I decided to go to the sale, but about 10 minutes after I started walking from the casino to the Corral venue, I almost  skid to a stop in my walking shoes and turned around.
It was an incredibly long walk. But I hate to give up after investing so much time and energy in the effort.
So I kept on going, and going, and going, bumping into one sign after another with directional arrows directing me around corners, down long hallways, outside, and back inside again.
Well, instead of more jabber-complaints about my sore feet, let's just say I finally made it there.
If I were a boot-wearing man, I'd have been in boot heaven. But I'm not, and it wasn't (for me, anyway). Still it was a mighty interesting limping stroll I took around the exhibition hall, snapping away with my camera.
Here, look:
Actually, the best part was reaching the other end of the room, where the lovely young country singer, Kylie Frey, was performing on stage before a small audience. I took a seat, not just because my legs were pooped out, but because she was very good.
Despite not being an avid country music fan, I hung around for the rest of her set, looking up information on her on my mobile phone.
I was impressed to learn that her most recent recording — "Rodeo Man" — hit #25 on the Texas Regional Charts:
"Hey, Rodeo Man! I ain't the rope you hold in the palm of your hand; You can't hold on and let go when you feel the need; When you're done chasing buckles, won't you ride on home to me?"
In front of the stage was a roped off area where fake cowboys and cowgirls (adults and kids) were practicing their roping skills on sliding plastic calves.
That was a totally incongruous scene — a beautiful young woman singing her heart out to a bunch of pooped-out seniors, with the young people throwing noosed ropes at plastic cows.
Oh well, Ms. Frey's performance (and the free red Boot Barn plastic cup they gave me when I entered) was worth the long walk.
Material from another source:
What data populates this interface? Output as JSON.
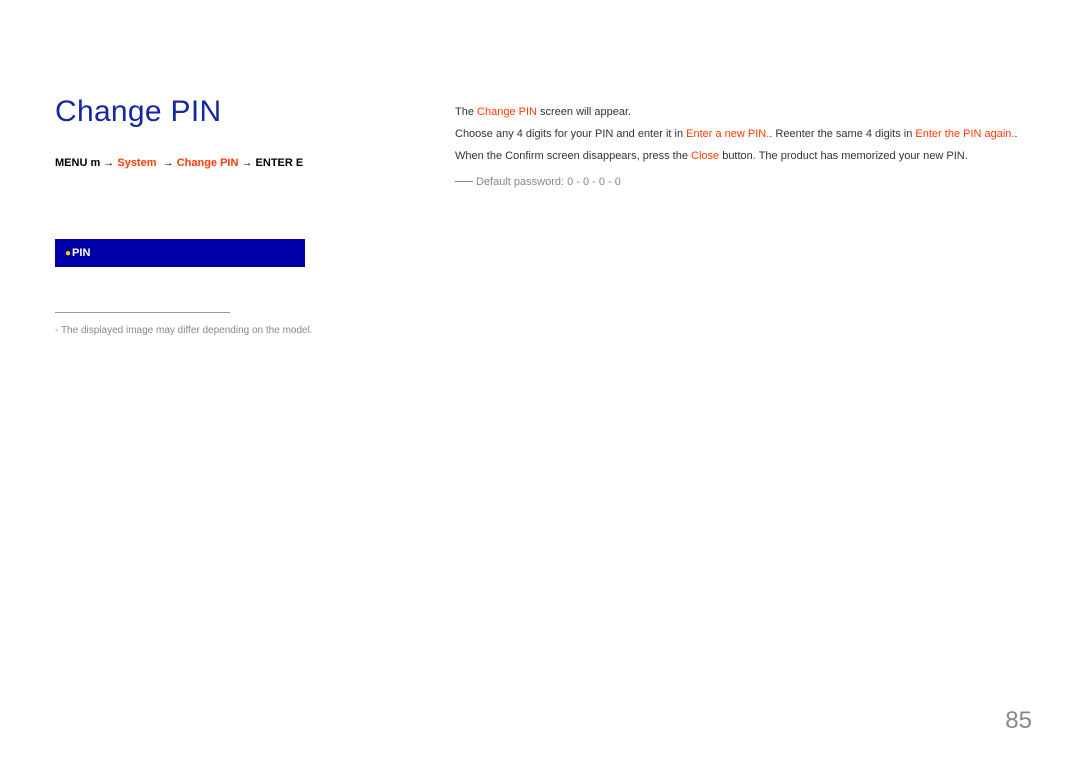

Tuesday, December 22, 2015

The Very First U.S. Christmas Stamps

From My Collection
 Merry Christmas!

Monday, December 21, 2015
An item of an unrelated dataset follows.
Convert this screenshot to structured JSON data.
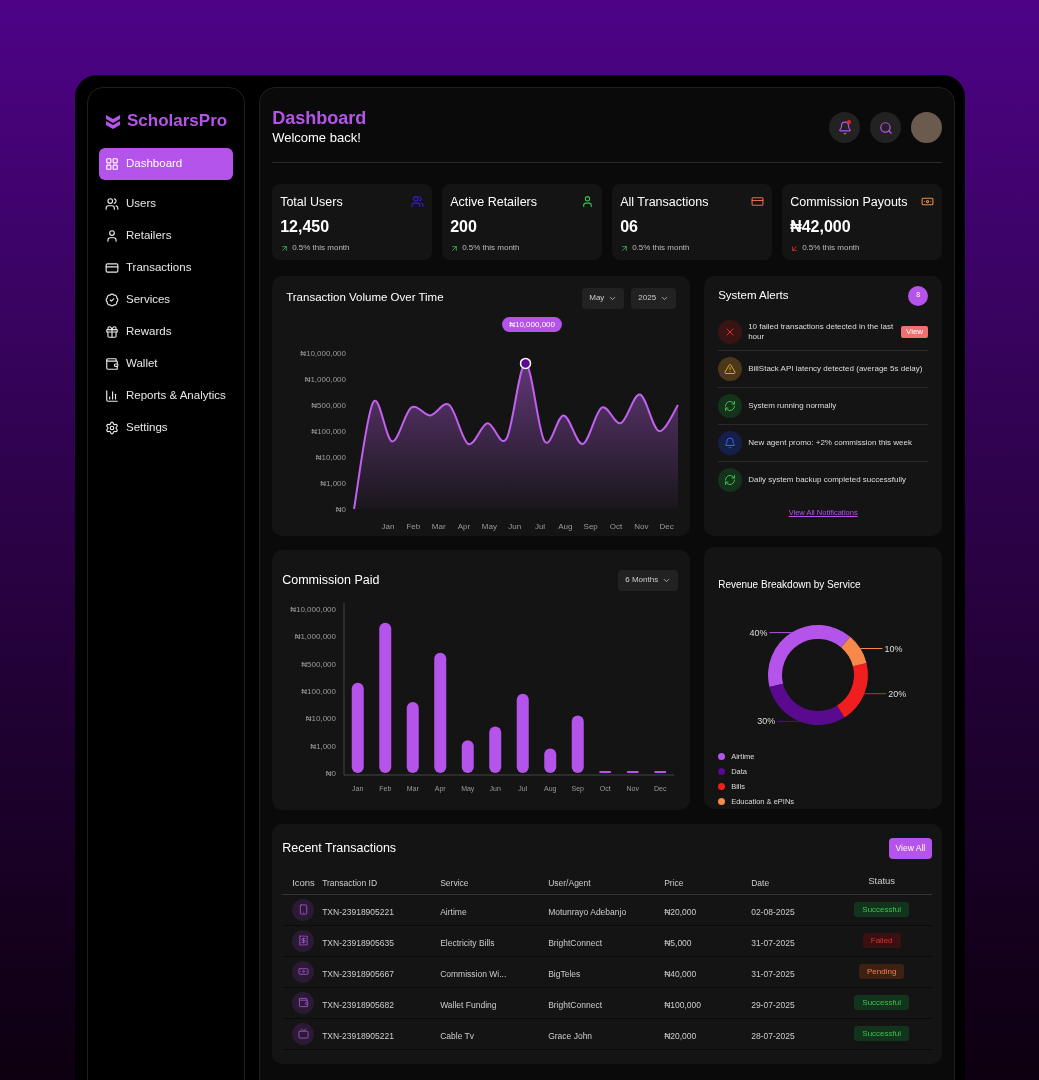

The NFR Cowboy Christmas Gift Show

The Christmas Cowboy Gift Show held in conjunction with the National Finals Rodeo in Las Vegas was so big this year that they moved it from the Las Vegas Convention Center North Hall to the much larger South Hall.
I'm telling you, it was a jaw-dropper to stand just inside the entrance and take in the view down the hall. Everything down at the other end of the center aisle became microscopic and blurry to these old eyes.
Each row breaking left or right from the center aisle sported giant booths of everything western, country, and cowboy that you can ever imagine. Check out these few pictures from the dozens upon dozens that I took (even of booths that specifically forbade picture-taking ... er, sorry about that):

On the way back to my hotel, the nice cabbie told me that the Sahara Convention Center housed the overflow of vendors. The overflow?!?!? Apparently, smaller vendors who can't get into the main show set up there. I never knew that.
Did I want to be dropped off there? Oh hell no! My feet were killing me.

Sunday, December 20, 2015

The Burning Questions of Christmas

And finally, doesn’t comic artist/author Tim Rickard know how to spell “Santa Claus”?

Saturday, December 19, 2015

The Palazzo Lobby and Atrium

As soon as I've seen all there is to see at the Bellagio, I scoot on over to the Palazzo Hotel to check out their lobby and atrium waterfall displays.

They weren't very spectacular this year. Thematically, they centered around golden wire sculptures of reindeer, which weren't as awesome as last year's snow-white winter peacocks. Still, one has to appreciate all the work that went into the displays.

Wanna see? Here you go:

An addition that proved refreshing was their complimentary iced water – cucumber and orange-flavored. Pretty thoughtful of them. How’d they know I was winter-parched?

Will love to see what they plan for next year.